Data records
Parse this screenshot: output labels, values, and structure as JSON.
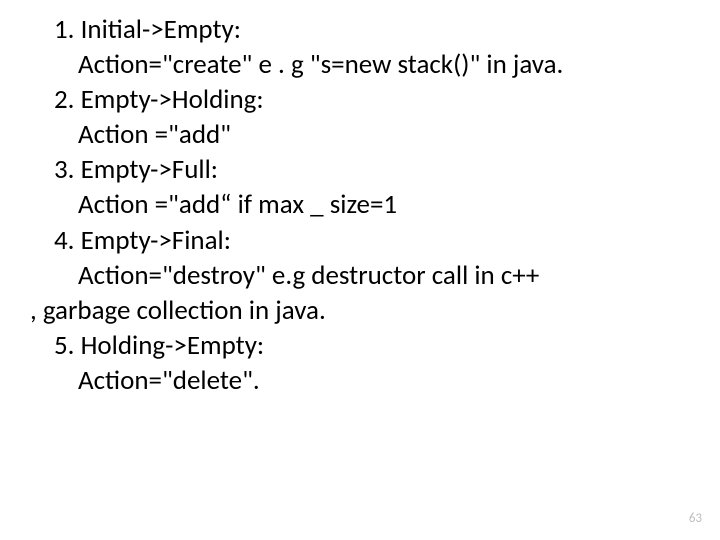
{
  "lines": {
    "l1": "1. Initial->Empty:",
    "l2": "Action=\"create\" e . g \"s=new stack()\" in java.",
    "l3": "2. Empty->Holding:",
    "l4": "Action =\"add\"",
    "l5": "3. Empty->Full:",
    "l6": "Action =\"add“ if max _ size=1",
    "l7": "4. Empty->Final:",
    "l8": "Action=\"destroy\" e.g destructor call in c++",
    "l9": ", garbage collection in java.",
    "l10": "5. Holding->Empty:",
    "l11": "Action=\"delete\"."
  },
  "page_number": "63"
}
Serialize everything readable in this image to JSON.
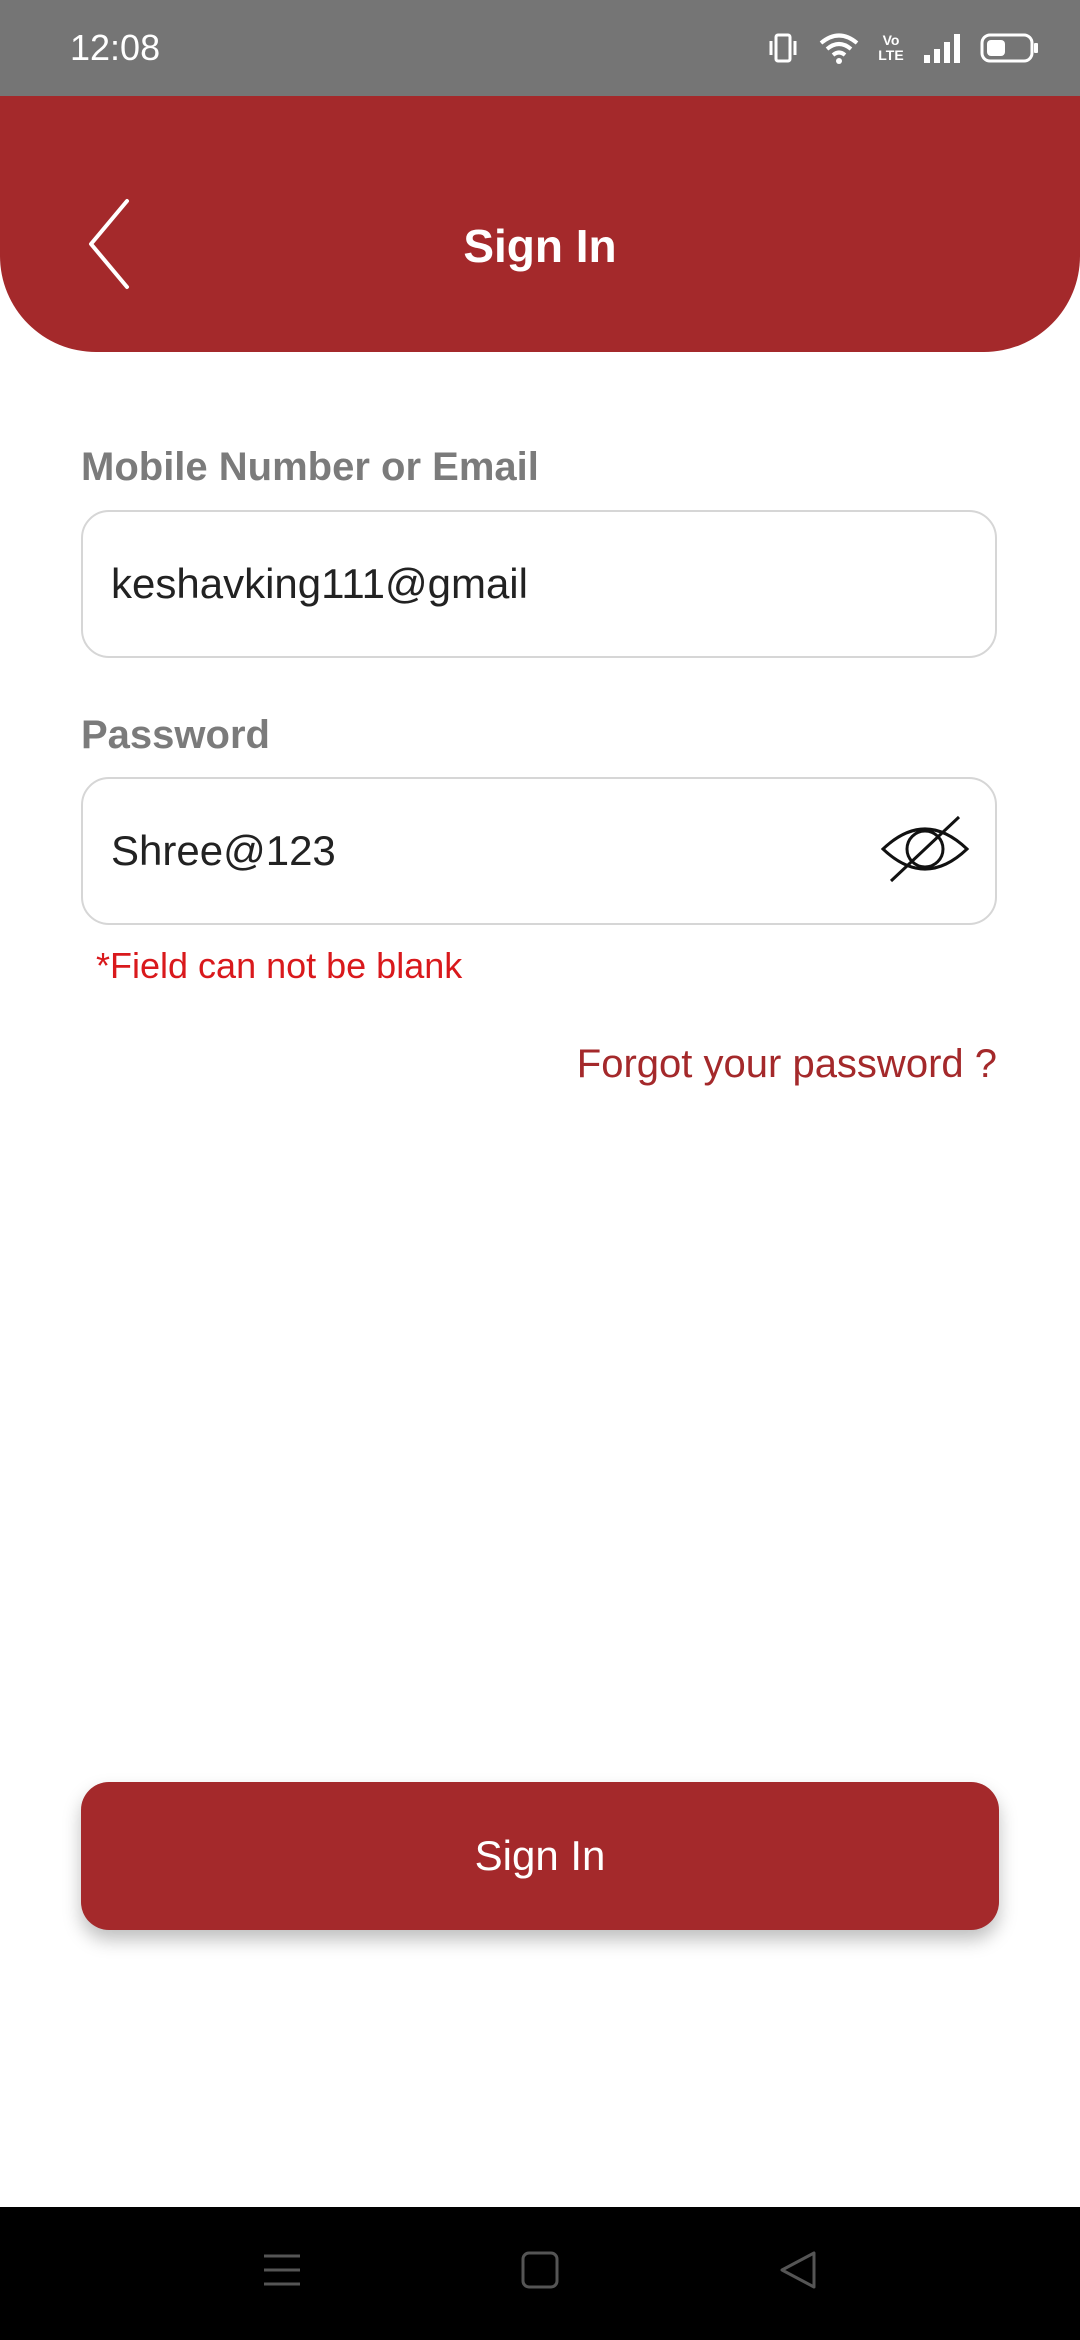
{
  "status_bar": {
    "time": "12:08",
    "icons": [
      "vibrate-icon",
      "wifi-icon",
      "volte-icon",
      "signal-icon",
      "battery-icon"
    ],
    "volte_label": "Vo LTE",
    "battery_level": 0.45
  },
  "header": {
    "title": "Sign In",
    "back_icon": "chevron-left-icon",
    "background_color": "#a4292b"
  },
  "form": {
    "email_label": "Mobile Number or Email",
    "email_value": "keshavking111@gmail",
    "password_label": "Password",
    "password_value": "Shree@123",
    "password_toggle_icon": "eye-off-icon",
    "error_message": "*Field can not be blank",
    "forgot_link": "Forgot your password ?"
  },
  "actions": {
    "sign_in_label": "Sign In"
  },
  "nav_bar": {
    "icons": [
      "menu-icon",
      "home-icon",
      "back-triangle-icon"
    ]
  },
  "colors": {
    "accent": "#a4292b",
    "error": "#d9191c",
    "label": "#7b7b7b"
  }
}
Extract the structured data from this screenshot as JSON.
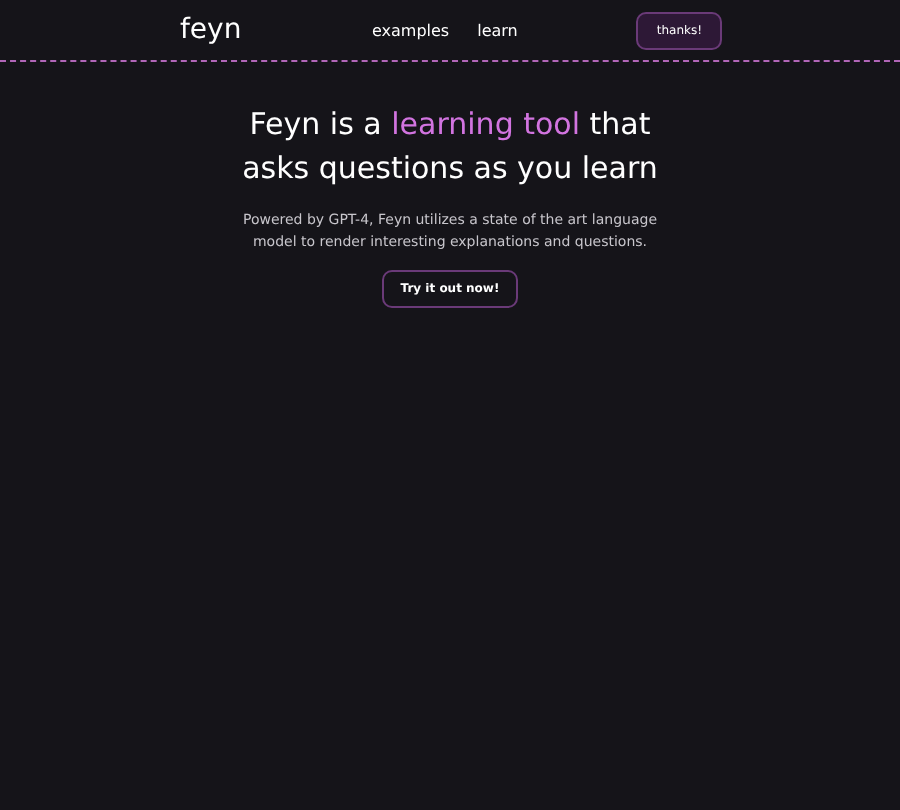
{
  "header": {
    "logo": "feyn",
    "nav": [
      "examples",
      "learn"
    ],
    "button": "thanks!"
  },
  "hero": {
    "title_before": "Feyn is a",
    "title_highlight": "learning tool",
    "title_after": "that asks questions as you learn",
    "description": "Powered by GPT-4, Feyn utilizes a state of the art language model to render interesting explanations and questions.",
    "cta": "Try it out now!"
  }
}
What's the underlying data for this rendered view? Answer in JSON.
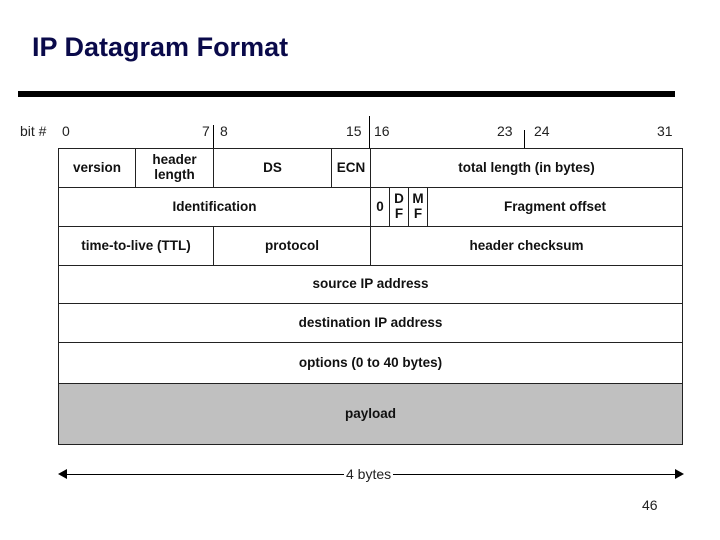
{
  "title": "IP Datagram Format",
  "bit_labels": {
    "prefix": "bit #",
    "b0": "0",
    "b7": "7",
    "b8": "8",
    "b15": "15",
    "b16": "16",
    "b23": "23",
    "b24": "24",
    "b31": "31"
  },
  "fields": {
    "version": "version",
    "header_length": "header length",
    "ds": "DS",
    "ecn": "ECN",
    "total_length": "total length (in bytes)",
    "identification": "Identification",
    "flag_zero": "0",
    "df": "D F",
    "mf": "M F",
    "fragment_offset": "Fragment offset",
    "ttl": "time-to-live (TTL)",
    "protocol": "protocol",
    "header_checksum": "header checksum",
    "source_ip": "source IP address",
    "destination_ip": "destination IP address",
    "options": "options (0 to 40 bytes)",
    "payload": "payload"
  },
  "width_label": "4 bytes",
  "page_number": "46",
  "colors": {
    "title": "#0a0a4a",
    "payload_fill": "#c0c0c0"
  }
}
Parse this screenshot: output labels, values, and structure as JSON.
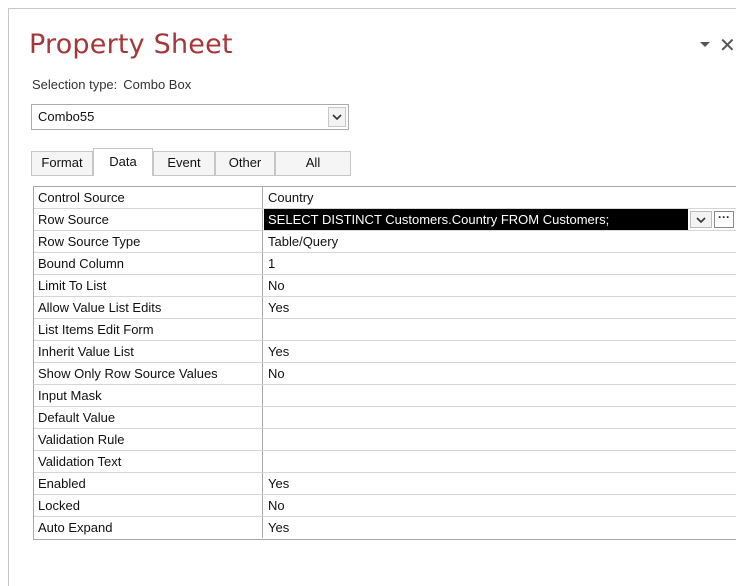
{
  "header": {
    "title": "Property Sheet",
    "selection_label": "Selection type:",
    "selection_type": "Combo Box"
  },
  "object_selector": {
    "value": "Combo55"
  },
  "tabs": [
    {
      "label": "Format",
      "active": false
    },
    {
      "label": "Data",
      "active": true
    },
    {
      "label": "Event",
      "active": false
    },
    {
      "label": "Other",
      "active": false
    },
    {
      "label": "All",
      "active": false
    }
  ],
  "properties": [
    {
      "name": "Control Source",
      "value": "Country"
    },
    {
      "name": "Row Source",
      "value": "SELECT DISTINCT Customers.Country FROM Customers;"
    },
    {
      "name": "Row Source Type",
      "value": "Table/Query"
    },
    {
      "name": "Bound Column",
      "value": "1"
    },
    {
      "name": "Limit To List",
      "value": "No"
    },
    {
      "name": "Allow Value List Edits",
      "value": "Yes"
    },
    {
      "name": "List Items Edit Form",
      "value": ""
    },
    {
      "name": "Inherit Value List",
      "value": "Yes"
    },
    {
      "name": "Show Only Row Source Values",
      "value": "No"
    },
    {
      "name": "Input Mask",
      "value": ""
    },
    {
      "name": "Default Value",
      "value": ""
    },
    {
      "name": "Validation Rule",
      "value": ""
    },
    {
      "name": "Validation Text",
      "value": ""
    },
    {
      "name": "Enabled",
      "value": "Yes"
    },
    {
      "name": "Locked",
      "value": "No"
    },
    {
      "name": "Auto Expand",
      "value": "Yes"
    }
  ],
  "builder_button": {
    "label": "···"
  },
  "colors": {
    "title": "#a4373a",
    "selected_bg": "#000000",
    "border": "#a8a8a8"
  },
  "icons": {
    "pin": "chevron-down-icon",
    "close": "close-icon",
    "dropdown": "chevron-down-icon"
  }
}
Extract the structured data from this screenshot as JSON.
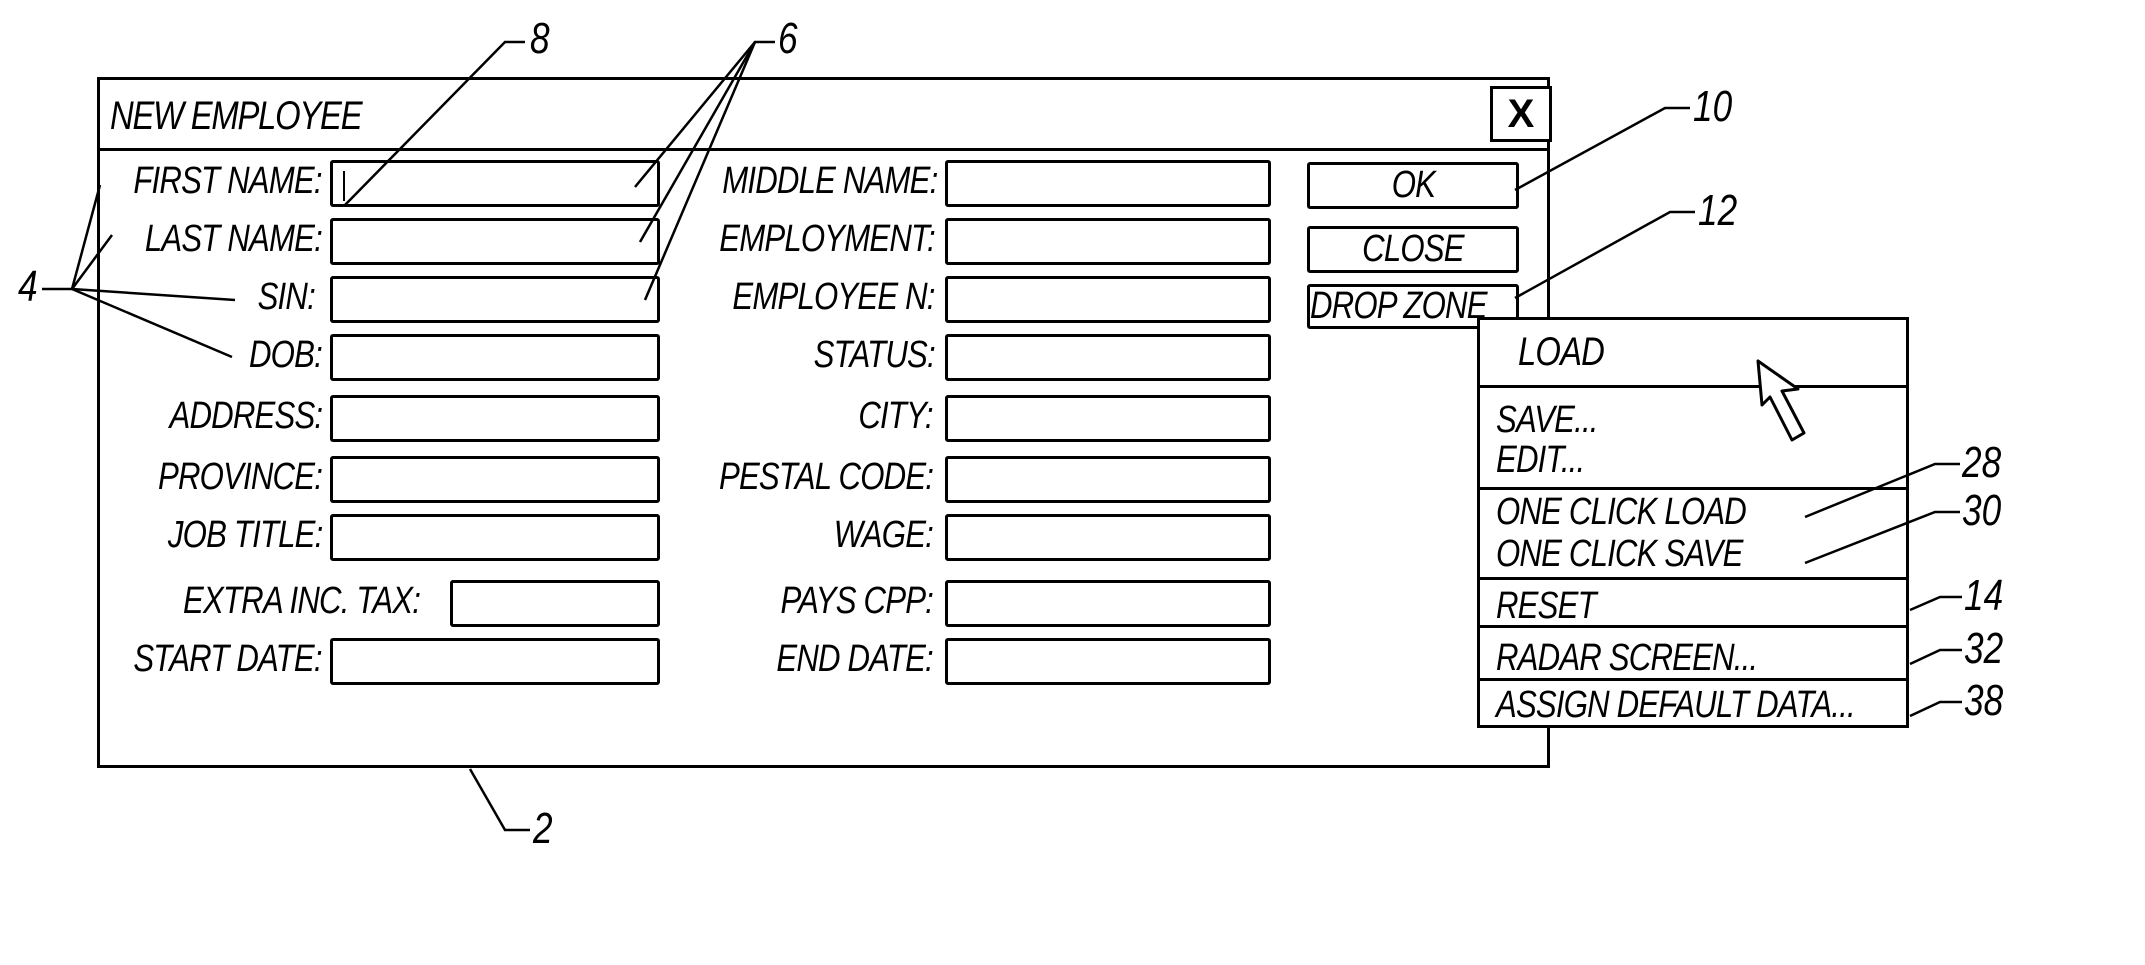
{
  "window": {
    "title": "NEW EMPLOYEE",
    "close_glyph": "X"
  },
  "form": {
    "left_fields": [
      {
        "label": "FIRST NAME:",
        "value": ""
      },
      {
        "label": "LAST NAME:",
        "value": ""
      },
      {
        "label": "SIN:",
        "value": ""
      },
      {
        "label": "DOB:",
        "value": ""
      },
      {
        "label": "ADDRESS:",
        "value": ""
      },
      {
        "label": "PROVINCE:",
        "value": ""
      },
      {
        "label": "JOB TITLE:",
        "value": ""
      },
      {
        "label": "EXTRA INC. TAX:",
        "value": ""
      },
      {
        "label": "START DATE:",
        "value": ""
      }
    ],
    "right_fields": [
      {
        "label": "MIDDLE NAME:",
        "value": ""
      },
      {
        "label": "EMPLOYMENT:",
        "value": ""
      },
      {
        "label": "EMPLOYEE N:",
        "value": ""
      },
      {
        "label": "STATUS:",
        "value": ""
      },
      {
        "label": "CITY:",
        "value": ""
      },
      {
        "label": "PESTAL CODE:",
        "value": ""
      },
      {
        "label": "WAGE:",
        "value": ""
      },
      {
        "label": "PAYS CPP:",
        "value": ""
      },
      {
        "label": "END DATE:",
        "value": ""
      }
    ]
  },
  "buttons": {
    "ok": "OK",
    "close": "CLOSE",
    "drop_zone": "DROP ZONE"
  },
  "context_menu": {
    "items": [
      {
        "label": "LOAD"
      },
      {
        "label": "SAVE..."
      },
      {
        "label": "EDIT..."
      },
      {
        "label": "ONE CLICK LOAD"
      },
      {
        "label": "ONE CLICK SAVE"
      },
      {
        "label": "RESET"
      },
      {
        "label": "RADAR SCREEN..."
      },
      {
        "label": "ASSIGN DEFAULT DATA..."
      }
    ],
    "cursor_icon": "arrow-pointer"
  },
  "reference_numerals": {
    "window": "2",
    "labels": "4",
    "fields": "6",
    "cursor": "8",
    "ok_button": "10",
    "drop_zone": "12",
    "reset": "14",
    "one_click_load": "28",
    "one_click_save": "30",
    "radar_screen": "32",
    "assign_default_data": "38"
  }
}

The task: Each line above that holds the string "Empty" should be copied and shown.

Reply:
    "l1": "1. Initial->Empty:",
    "l3": "2. Empty->Holding:",
    "l5": "3. Empty->Full:",
    "l7": "4. Empty->Final:",
    "l10": "5. Holding->Empty:",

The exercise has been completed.